Items from an interface collection
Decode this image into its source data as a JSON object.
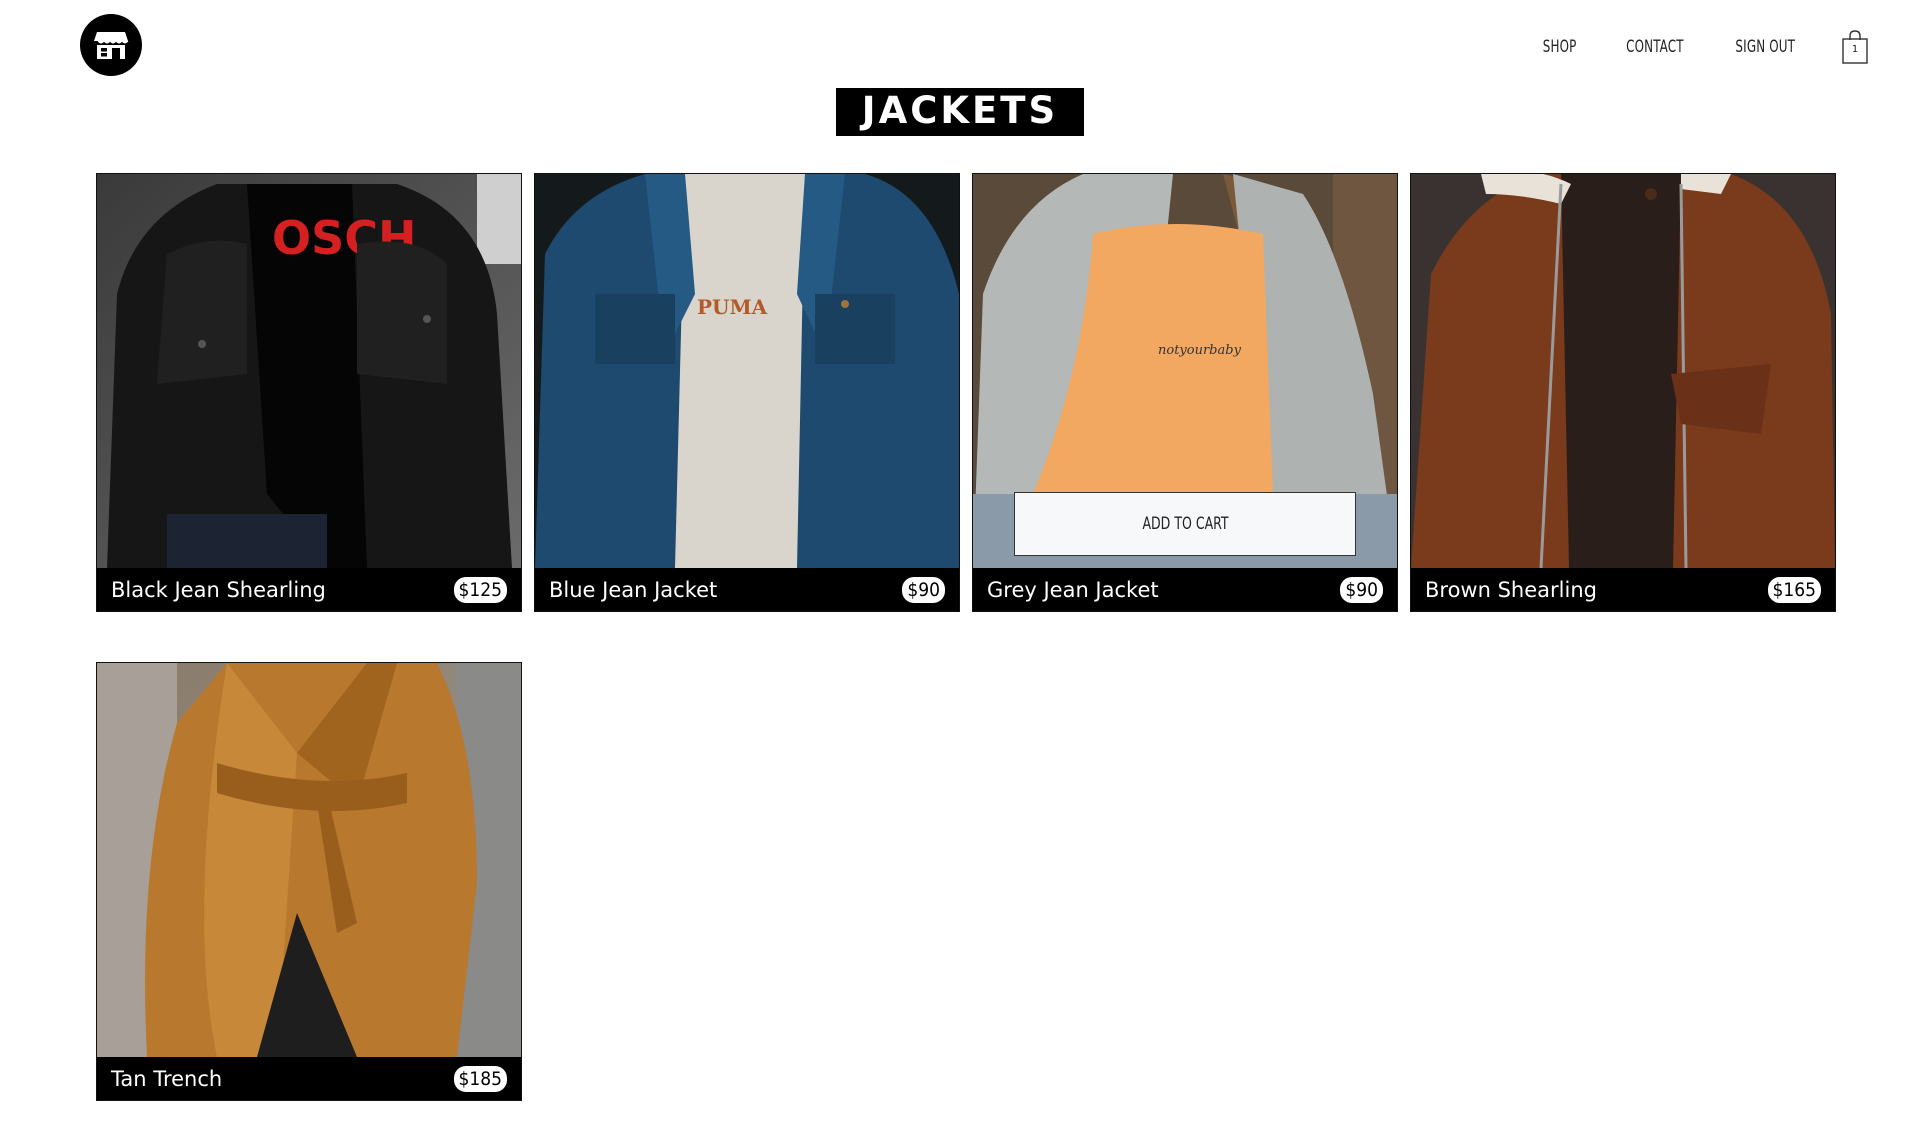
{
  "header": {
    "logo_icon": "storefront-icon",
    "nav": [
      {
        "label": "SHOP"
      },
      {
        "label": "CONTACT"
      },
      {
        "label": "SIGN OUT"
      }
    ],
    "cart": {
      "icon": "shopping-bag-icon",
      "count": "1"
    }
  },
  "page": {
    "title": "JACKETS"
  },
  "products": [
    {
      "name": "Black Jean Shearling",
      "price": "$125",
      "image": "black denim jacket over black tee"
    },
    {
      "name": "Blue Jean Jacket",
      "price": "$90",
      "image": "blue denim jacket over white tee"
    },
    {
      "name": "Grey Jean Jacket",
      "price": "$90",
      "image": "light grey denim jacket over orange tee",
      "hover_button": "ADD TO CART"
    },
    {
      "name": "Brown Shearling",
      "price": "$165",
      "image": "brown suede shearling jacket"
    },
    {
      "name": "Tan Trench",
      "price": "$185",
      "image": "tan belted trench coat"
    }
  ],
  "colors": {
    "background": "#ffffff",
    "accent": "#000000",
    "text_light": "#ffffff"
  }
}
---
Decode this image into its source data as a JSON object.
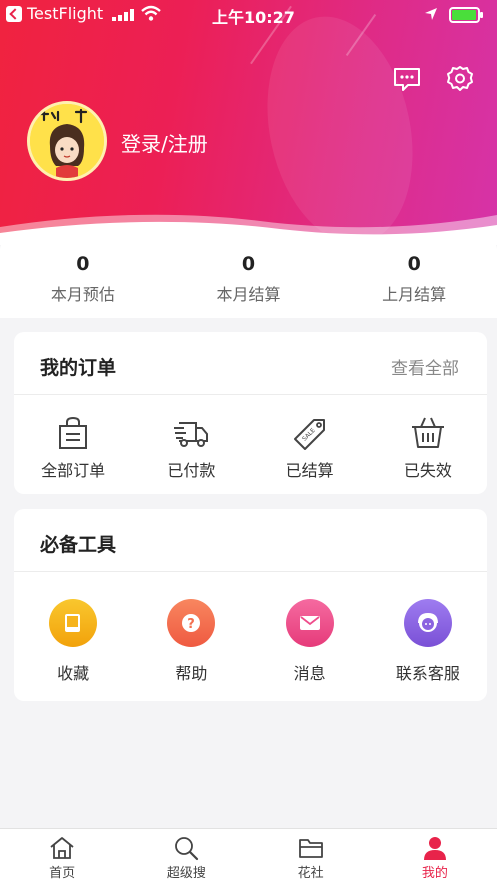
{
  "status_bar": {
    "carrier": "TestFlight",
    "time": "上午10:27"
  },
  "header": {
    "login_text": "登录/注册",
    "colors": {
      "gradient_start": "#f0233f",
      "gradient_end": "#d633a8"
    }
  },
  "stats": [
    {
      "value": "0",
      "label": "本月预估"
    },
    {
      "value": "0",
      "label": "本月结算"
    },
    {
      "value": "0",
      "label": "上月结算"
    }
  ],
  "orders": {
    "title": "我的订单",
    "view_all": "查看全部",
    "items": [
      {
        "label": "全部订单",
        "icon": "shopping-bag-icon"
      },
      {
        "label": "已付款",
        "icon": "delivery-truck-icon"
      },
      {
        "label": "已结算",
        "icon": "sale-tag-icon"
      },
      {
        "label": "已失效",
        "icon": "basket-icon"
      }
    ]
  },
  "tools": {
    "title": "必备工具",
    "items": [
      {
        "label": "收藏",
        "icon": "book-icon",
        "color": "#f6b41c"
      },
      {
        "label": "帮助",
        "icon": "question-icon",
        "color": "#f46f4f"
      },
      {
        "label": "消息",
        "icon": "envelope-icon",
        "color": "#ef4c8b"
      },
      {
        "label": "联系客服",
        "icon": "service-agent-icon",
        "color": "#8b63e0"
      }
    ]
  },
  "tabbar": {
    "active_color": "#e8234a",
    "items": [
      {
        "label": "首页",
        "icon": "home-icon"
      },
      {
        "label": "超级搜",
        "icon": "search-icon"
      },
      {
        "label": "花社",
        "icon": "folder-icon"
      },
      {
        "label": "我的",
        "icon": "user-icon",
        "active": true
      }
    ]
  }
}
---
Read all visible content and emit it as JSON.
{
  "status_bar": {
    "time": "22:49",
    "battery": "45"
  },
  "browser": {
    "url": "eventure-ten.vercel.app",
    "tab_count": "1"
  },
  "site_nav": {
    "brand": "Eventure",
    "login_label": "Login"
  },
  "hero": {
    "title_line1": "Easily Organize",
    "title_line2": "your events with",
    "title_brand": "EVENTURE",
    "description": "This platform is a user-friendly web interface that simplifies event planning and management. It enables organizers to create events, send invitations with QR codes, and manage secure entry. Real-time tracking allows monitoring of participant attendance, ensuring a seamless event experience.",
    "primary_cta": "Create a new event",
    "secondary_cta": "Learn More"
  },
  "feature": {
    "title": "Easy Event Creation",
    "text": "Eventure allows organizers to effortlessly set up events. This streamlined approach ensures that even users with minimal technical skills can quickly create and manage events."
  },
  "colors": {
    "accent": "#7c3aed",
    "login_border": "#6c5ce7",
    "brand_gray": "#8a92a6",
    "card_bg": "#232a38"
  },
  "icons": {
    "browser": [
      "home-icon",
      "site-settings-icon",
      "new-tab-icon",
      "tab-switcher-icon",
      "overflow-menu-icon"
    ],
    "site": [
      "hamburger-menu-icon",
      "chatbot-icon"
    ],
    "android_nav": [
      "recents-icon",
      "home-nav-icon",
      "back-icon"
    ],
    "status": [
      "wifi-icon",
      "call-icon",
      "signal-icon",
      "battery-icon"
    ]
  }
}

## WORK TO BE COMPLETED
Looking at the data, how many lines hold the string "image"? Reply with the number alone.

## EXERCISE RESPONSE
7